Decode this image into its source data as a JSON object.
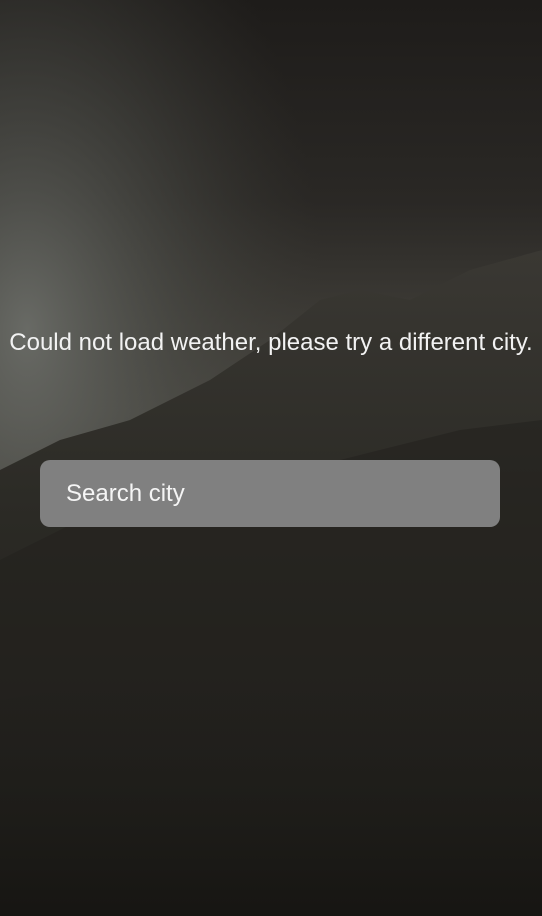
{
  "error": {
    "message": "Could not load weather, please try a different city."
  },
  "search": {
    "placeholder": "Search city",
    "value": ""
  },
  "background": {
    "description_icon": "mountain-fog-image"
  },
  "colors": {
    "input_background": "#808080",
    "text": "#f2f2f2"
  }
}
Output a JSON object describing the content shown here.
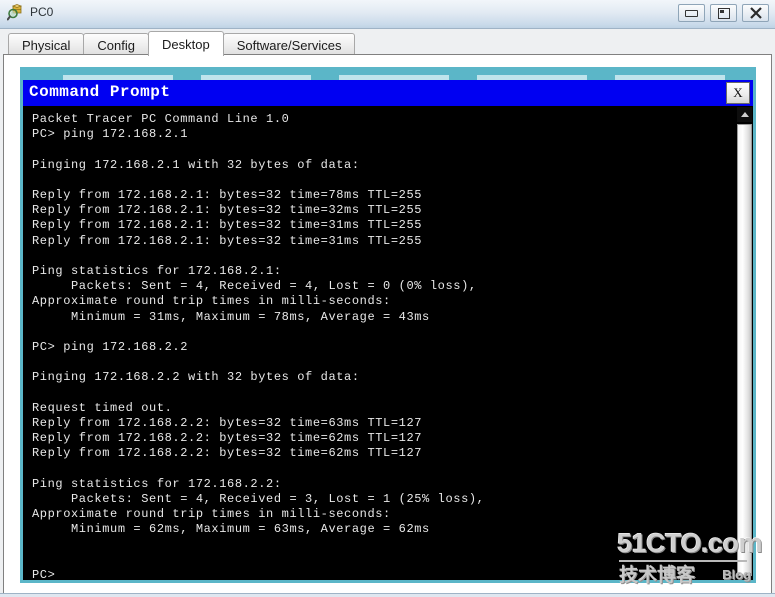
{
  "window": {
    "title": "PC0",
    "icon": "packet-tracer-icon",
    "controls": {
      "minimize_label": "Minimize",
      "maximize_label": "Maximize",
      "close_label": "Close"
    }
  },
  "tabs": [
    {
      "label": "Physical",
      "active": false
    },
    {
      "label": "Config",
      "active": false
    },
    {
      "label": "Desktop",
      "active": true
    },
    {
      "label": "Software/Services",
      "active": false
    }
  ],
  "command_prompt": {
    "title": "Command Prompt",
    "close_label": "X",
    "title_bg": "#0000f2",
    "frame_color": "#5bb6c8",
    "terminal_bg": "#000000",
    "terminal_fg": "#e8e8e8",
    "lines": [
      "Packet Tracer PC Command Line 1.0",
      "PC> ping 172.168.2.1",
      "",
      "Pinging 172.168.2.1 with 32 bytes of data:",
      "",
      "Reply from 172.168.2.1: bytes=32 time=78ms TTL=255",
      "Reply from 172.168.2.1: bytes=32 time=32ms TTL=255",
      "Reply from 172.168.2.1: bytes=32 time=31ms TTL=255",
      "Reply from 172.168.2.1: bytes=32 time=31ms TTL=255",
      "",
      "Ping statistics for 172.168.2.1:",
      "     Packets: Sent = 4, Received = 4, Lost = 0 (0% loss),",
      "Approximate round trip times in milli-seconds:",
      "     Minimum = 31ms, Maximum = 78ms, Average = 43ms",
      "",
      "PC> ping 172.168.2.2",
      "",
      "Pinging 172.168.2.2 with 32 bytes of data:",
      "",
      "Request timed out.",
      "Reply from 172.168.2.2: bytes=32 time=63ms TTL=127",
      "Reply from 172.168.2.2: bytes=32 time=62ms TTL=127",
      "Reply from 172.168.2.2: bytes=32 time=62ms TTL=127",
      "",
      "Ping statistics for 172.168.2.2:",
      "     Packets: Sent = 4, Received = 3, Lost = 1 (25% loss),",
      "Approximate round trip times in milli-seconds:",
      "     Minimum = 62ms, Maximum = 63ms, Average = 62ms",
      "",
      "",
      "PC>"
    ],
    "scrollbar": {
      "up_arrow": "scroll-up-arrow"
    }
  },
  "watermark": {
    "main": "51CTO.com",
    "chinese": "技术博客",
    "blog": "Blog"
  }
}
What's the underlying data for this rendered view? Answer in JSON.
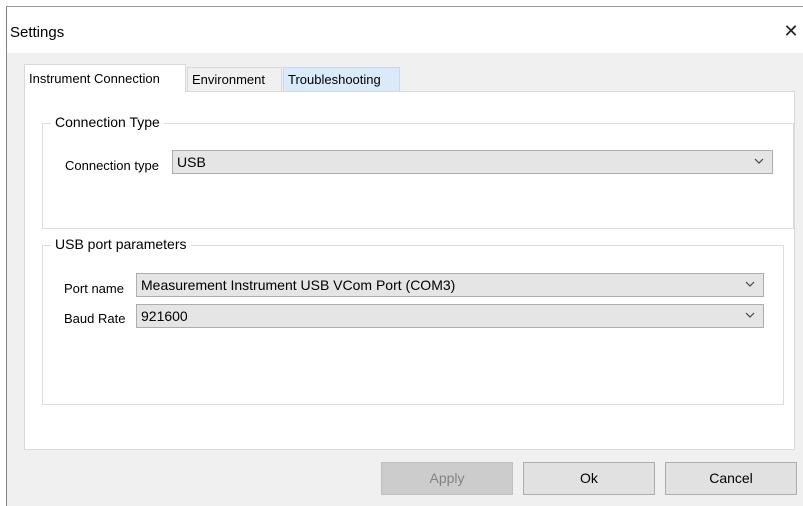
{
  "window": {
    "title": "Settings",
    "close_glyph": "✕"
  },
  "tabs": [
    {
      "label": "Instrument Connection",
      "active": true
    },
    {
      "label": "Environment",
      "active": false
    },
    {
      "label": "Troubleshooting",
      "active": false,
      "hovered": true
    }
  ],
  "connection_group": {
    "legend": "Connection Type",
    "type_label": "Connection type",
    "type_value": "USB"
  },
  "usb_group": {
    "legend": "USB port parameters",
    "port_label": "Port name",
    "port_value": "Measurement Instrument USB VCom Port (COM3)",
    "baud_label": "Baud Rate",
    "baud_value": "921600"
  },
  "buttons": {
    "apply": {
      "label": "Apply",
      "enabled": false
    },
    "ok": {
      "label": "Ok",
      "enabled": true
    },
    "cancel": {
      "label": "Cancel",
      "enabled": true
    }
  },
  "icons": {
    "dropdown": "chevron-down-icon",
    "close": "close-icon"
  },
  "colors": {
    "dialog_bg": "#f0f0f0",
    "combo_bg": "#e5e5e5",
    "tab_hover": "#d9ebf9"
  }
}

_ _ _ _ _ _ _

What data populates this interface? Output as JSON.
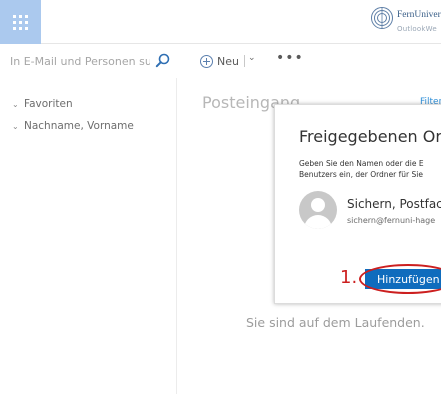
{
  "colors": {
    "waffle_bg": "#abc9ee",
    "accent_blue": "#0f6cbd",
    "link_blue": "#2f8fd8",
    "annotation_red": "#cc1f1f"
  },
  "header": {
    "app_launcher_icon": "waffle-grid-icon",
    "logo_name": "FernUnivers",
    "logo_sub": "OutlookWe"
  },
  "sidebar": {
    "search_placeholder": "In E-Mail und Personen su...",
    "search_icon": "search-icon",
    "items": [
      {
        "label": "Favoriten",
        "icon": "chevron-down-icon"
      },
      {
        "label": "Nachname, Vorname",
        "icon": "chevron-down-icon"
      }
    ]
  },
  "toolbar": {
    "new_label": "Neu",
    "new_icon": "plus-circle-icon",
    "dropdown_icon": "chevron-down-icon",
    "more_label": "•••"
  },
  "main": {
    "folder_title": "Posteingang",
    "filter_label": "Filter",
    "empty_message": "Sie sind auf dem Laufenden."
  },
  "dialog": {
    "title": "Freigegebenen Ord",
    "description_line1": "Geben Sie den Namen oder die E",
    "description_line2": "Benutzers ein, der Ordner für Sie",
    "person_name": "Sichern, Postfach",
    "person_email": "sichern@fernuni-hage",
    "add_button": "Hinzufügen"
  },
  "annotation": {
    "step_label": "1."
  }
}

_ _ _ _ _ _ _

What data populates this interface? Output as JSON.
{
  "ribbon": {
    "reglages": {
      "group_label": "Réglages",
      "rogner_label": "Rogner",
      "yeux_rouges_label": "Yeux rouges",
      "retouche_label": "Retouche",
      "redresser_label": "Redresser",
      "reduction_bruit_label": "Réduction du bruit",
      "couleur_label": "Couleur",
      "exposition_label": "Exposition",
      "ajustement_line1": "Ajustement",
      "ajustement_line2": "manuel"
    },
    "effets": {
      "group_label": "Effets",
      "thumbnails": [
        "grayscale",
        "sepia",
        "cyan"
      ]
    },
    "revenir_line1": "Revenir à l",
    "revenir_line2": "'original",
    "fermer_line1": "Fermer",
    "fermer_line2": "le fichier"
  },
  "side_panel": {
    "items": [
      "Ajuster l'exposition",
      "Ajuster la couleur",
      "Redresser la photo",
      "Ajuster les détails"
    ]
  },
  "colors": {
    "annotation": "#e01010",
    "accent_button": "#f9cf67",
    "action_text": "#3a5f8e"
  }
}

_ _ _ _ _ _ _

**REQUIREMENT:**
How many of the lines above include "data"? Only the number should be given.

**SOLUTION:**
6